TALLAHASSEE, Fla. The night was more toast than roast.
With Charlie Ward, it seemed it was as tough to come up with good zingers as it once was to tackle the former Heisman Trophy-winning quarterback.
But Wards former teammates and coaches did their best to take fans down memory lane and share their love and appreciation for the player who helped Florida to an Elite Eight appearance in basketball in 1993 and then guided the football team to the national championship nine months later.
Few athletes have tried to play two sports at the college level, and most eventually choose one over the other. Ward thinks that theres little chance of another two-sport standout in football and basketball.
It probably wont ever happen again, Ward said. Just because of the times. It wont ever happen again, and if it does, it will be like a Deion Sanders-type. It would be someone really, really special. And somewhere down the line, hes probably going to make a decision on whether he is going to choose basketball or football professionally.
Ward excelled in both sports in college and made the choice in 1994 to pursue pro basketball. He played 11 seasons in the NBA, averaging 6.3 points and 4.0 rebounds from 1994-2005 with the Knicks, Spurs and Rockets.
And while its hard to believe, it was 1992 20 years ago this fall that Ward took over as FSUs starting quarterback. He led the Seminoles to an 11-1 mark that season, throwing for 2,647 yards and 22 touchdowns.
While the only blemish for the Seminoles that year was the Wide Right II loss at Miami, there were some narrow escapes. Perhaps the most important move was made at Atlanta, with Georgia Tech leading 21-7 in the second half.
Ward and the coaching staff discussed using him solely in the shotgun and without a huddle, and the Fast Break Offense was born.
You were probably the first great shotgun quarterback, former Florida State coach Bobby Bowden said via video message. Everybody uses the shotgun now and runs the no-huddle. Thats what you were doing 20 years ago.
It wasnt all smooth from the start. Ward threw 17 interceptions his junior season in 1992, and the roasters found this as perhaps the best chance to zing the ex-QB.
I used to look at the opposing DBs, and they said, 'We are playing against Charlie Ward,'" said former FSU fullback William Floyd, now a Seminoles radio analyst. He was averaging three, four interceptions a game. We were still going to win the game, but he was going to throw some interceptions before he got off the field.

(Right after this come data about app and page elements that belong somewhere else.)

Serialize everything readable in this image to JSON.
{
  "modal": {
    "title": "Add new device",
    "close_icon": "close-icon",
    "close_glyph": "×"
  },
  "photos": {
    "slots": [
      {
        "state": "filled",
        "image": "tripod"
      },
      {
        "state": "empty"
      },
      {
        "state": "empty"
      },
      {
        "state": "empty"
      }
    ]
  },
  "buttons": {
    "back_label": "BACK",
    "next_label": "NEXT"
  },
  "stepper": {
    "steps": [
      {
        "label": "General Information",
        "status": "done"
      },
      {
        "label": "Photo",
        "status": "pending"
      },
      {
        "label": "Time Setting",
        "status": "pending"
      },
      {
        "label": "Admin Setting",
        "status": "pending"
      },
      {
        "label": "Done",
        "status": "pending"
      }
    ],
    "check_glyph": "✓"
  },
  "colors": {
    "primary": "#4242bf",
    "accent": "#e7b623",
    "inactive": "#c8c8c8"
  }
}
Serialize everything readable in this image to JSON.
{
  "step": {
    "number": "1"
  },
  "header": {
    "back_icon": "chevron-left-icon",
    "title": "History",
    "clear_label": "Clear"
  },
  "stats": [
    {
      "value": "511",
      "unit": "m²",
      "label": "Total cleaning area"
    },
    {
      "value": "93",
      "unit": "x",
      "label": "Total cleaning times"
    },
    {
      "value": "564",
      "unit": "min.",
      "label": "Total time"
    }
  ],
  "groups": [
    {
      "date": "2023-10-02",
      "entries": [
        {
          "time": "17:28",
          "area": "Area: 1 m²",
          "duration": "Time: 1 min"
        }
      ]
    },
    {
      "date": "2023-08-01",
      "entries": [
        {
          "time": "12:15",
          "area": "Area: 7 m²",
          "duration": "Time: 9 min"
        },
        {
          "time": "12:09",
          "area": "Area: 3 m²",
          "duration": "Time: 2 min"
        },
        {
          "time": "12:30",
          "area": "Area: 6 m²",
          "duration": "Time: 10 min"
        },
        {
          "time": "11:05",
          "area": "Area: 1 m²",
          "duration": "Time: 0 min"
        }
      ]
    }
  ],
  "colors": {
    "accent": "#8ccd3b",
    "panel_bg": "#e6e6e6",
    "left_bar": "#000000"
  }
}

But Ward learned from his mistakes in a 1993 season thats one of the best statistically of any college quarterback.
Ward passed for 3,032 yards and 27 touchdowns and just four interceptions as FSU went 12-1 (only loss was a 31-24 defeat by Notre Dame) and captured the national title with an 18-16 win over Nebraska in the Orange Bowl. His 69.5 completion percentage remains the best in program history.
Ward is a beloved figure by many Florida State fans, and former left tackle Forrest Conolly highlighted that when it was his turn to roast.
I blocked for a Heisman Trophy winner, Conolly said. I blocked for someone that won every single award that they were eligible for. ... There are many men that have man crushes on you. The man crush for Charlie Ward is deep.
While Ward was a flashy player, he never showed it off the field or court. In the 1993 season, FSU fans wanted him to strike the Heisman pose after a touchdown in a blowout home victory.
But Ward refused to draw attention to himself or show up the opponent. He is well known for being shy and extremely soft-spoken, and teammates joked that its often difficult to hear him.
Everyone needs to raise their glasses to the only Heisman Trophy quarterback that you need to take a 5-hour energy drink to hold a conversation with, Conolly said.
Ward, now 41, has never been much of a talker. But hes always listened and learned and is passing on his knowledge as the football coach at Houstons Westbury Christian. He said he has taken the lessons learned from coaches at FSU and in the NBA to help build the framework for his coaching beliefs.
Its fun, but its tough, Ward said. You put in a lot of time to prepare for a game, prepare for a lot of things. You hope that you can get it across to your kids. I can understand what the coaches were going through when I was out there either messing up or doing well.